#### Data records:
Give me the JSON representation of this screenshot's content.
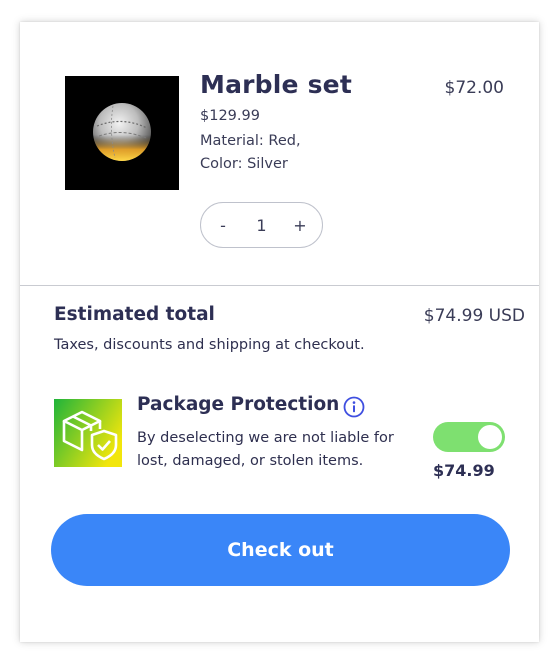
{
  "product": {
    "title": "Marble set",
    "price": "$72.00",
    "original_price": "$129.99",
    "material": "Material: Red,",
    "color": "Color: Silver",
    "image_icon": "marble-ball-image"
  },
  "quantity": {
    "decrement_label": "-",
    "value": "1",
    "increment_label": "+"
  },
  "summary": {
    "estimated_total_label": "Estimated total",
    "estimated_total_value": "$74.99 USD",
    "note": "Taxes, discounts and shipping at checkout."
  },
  "protection": {
    "title": "Package Protection",
    "description_line1": "By deselecting we are not liable for",
    "description_line2": "lost, damaged, or stolen items.",
    "price": "$74.99",
    "enabled": true,
    "icon": "package-shield-icon",
    "info_icon": "info-icon"
  },
  "checkout": {
    "label": "Check out"
  },
  "colors": {
    "accent": "#3a86f8",
    "toggle_on": "#7ee070",
    "text_primary": "#2d2f54",
    "icon_gradient_start": "#1fb43a",
    "icon_gradient_end": "#f2e60c"
  }
}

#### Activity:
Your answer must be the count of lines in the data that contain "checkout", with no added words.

#### Response for this exercise:
2